BEGIN Recorded data

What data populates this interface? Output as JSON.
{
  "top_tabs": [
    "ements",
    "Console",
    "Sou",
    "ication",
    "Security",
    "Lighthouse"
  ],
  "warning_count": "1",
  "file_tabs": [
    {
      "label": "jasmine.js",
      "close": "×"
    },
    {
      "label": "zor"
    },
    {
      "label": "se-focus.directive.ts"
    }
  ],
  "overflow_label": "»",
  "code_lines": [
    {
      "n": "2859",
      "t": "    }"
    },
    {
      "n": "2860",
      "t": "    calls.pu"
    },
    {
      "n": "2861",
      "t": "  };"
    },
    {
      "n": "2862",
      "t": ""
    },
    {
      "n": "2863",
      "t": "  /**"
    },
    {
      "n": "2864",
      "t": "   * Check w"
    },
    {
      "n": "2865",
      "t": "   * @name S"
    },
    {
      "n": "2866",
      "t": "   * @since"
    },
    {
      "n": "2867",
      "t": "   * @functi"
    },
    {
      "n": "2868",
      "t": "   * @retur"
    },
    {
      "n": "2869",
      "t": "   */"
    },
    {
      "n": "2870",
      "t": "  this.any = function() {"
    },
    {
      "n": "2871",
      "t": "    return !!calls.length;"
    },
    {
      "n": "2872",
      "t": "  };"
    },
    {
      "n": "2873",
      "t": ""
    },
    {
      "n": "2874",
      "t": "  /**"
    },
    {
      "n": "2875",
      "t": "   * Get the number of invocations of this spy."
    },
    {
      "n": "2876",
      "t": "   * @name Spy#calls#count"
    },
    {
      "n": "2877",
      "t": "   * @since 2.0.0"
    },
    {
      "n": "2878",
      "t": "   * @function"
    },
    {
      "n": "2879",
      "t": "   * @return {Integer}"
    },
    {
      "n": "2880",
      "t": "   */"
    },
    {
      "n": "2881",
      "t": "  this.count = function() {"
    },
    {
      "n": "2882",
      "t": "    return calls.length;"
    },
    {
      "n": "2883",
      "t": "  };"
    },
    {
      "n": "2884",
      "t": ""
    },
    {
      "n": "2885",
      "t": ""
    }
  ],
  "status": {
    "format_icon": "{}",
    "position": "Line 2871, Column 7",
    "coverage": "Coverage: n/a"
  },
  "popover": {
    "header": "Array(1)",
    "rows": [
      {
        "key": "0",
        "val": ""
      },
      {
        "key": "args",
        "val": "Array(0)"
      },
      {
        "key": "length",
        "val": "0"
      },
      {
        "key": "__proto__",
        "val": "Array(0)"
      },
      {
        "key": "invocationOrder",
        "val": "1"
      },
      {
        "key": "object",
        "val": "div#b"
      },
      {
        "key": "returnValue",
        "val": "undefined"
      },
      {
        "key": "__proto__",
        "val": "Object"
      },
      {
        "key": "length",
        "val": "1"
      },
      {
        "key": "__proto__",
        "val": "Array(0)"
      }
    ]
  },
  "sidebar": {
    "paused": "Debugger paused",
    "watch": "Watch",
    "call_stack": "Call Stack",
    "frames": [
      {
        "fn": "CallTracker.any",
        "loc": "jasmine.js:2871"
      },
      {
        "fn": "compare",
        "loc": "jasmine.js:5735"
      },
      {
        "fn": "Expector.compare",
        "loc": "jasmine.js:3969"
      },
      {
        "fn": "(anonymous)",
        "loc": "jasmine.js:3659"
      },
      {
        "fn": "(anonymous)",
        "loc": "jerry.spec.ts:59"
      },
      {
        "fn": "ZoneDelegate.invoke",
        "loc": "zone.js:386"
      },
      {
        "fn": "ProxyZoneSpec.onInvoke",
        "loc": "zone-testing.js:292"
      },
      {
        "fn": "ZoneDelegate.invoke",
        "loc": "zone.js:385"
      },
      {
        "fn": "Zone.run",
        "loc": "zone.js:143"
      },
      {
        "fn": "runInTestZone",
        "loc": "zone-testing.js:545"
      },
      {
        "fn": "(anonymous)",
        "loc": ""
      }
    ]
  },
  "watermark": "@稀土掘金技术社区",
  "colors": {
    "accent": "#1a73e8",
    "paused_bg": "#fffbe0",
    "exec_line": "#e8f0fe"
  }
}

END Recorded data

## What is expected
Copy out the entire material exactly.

## Task response
What data populates this interface? Output as JSON.
{
  "top_tabs": [
    "ements",
    "Console",
    "Sou",
    "ication",
    "Security",
    "Lighthouse"
  ],
  "warning_count": "1",
  "file_tabs": [
    {
      "label": "jasmine.js",
      "close": "×"
    },
    {
      "label": "zor"
    },
    {
      "label": "se-focus.directive.ts"
    }
  ],
  "overflow_label": "»",
  "code_lines": [
    {
      "n": "2859",
      "t": "    }"
    },
    {
      "n": "2860",
      "t": "    calls.pu"
    },
    {
      "n": "2861",
      "t": "  };"
    },
    {
      "n": "2862",
      "t": ""
    },
    {
      "n": "2863",
      "t": "  /**"
    },
    {
      "n": "2864",
      "t": "   * Check w"
    },
    {
      "n": "2865",
      "t": "   * @name S"
    },
    {
      "n": "2866",
      "t": "   * @since"
    },
    {
      "n": "2867",
      "t": "   * @functi"
    },
    {
      "n": "2868",
      "t": "   * @retur"
    },
    {
      "n": "2869",
      "t": "   */"
    },
    {
      "n": "2870",
      "t": "  this.any = function() {"
    },
    {
      "n": "2871",
      "t": "    return !!calls.length;"
    },
    {
      "n": "2872",
      "t": "  };"
    },
    {
      "n": "2873",
      "t": ""
    },
    {
      "n": "2874",
      "t": "  /**"
    },
    {
      "n": "2875",
      "t": "   * Get the number of invocations of this spy."
    },
    {
      "n": "2876",
      "t": "   * @name Spy#calls#count"
    },
    {
      "n": "2877",
      "t": "   * @since 2.0.0"
    },
    {
      "n": "2878",
      "t": "   * @function"
    },
    {
      "n": "2879",
      "t": "   * @return {Integer}"
    },
    {
      "n": "2880",
      "t": "   */"
    },
    {
      "n": "2881",
      "t": "  this.count = function() {"
    },
    {
      "n": "2882",
      "t": "    return calls.length;"
    },
    {
      "n": "2883",
      "t": "  };"
    },
    {
      "n": "2884",
      "t": ""
    },
    {
      "n": "2885",
      "t": ""
    }
  ],
  "status": {
    "format_icon": "{}",
    "position": "Line 2871, Column 7",
    "coverage": "Coverage: n/a"
  },
  "popover": {
    "header": "Array(1)",
    "rows": [
      {
        "key": "0",
        "val": ""
      },
      {
        "key": "args",
        "val": "Array(0)"
      },
      {
        "key": "length",
        "val": "0"
      },
      {
        "key": "__proto__",
        "val": "Array(0)"
      },
      {
        "key": "invocationOrder",
        "val": "1"
      },
      {
        "key": "object",
        "val": "div#b"
      },
      {
        "key": "returnValue",
        "val": "undefined"
      },
      {
        "key": "__proto__",
        "val": "Object"
      },
      {
        "key": "length",
        "val": "1"
      },
      {
        "key": "__proto__",
        "val": "Array(0)"
      }
    ]
  },
  "sidebar": {
    "paused": "Debugger paused",
    "watch": "Watch",
    "call_stack": "Call Stack",
    "frames": [
      {
        "fn": "CallTracker.any",
        "loc": "jasmine.js:2871"
      },
      {
        "fn": "compare",
        "loc": "jasmine.js:5735"
      },
      {
        "fn": "Expector.compare",
        "loc": "jasmine.js:3969"
      },
      {
        "fn": "(anonymous)",
        "loc": "jasmine.js:3659"
      },
      {
        "fn": "(anonymous)",
        "loc": "jerry.spec.ts:59"
      },
      {
        "fn": "ZoneDelegate.invoke",
        "loc": "zone.js:386"
      },
      {
        "fn": "ProxyZoneSpec.onInvoke",
        "loc": "zone-testing.js:292"
      },
      {
        "fn": "ZoneDelegate.invoke",
        "loc": "zone.js:385"
      },
      {
        "fn": "Zone.run",
        "loc": "zone.js:143"
      },
      {
        "fn": "runInTestZone",
        "loc": "zone-testing.js:545"
      },
      {
        "fn": "(anonymous)",
        "loc": ""
      }
    ]
  },
  "watermark": "@稀土掘金技术社区",
  "colors": {
    "accent": "#1a73e8",
    "paused_bg": "#fffbe0",
    "exec_line": "#e8f0fe"
  }
}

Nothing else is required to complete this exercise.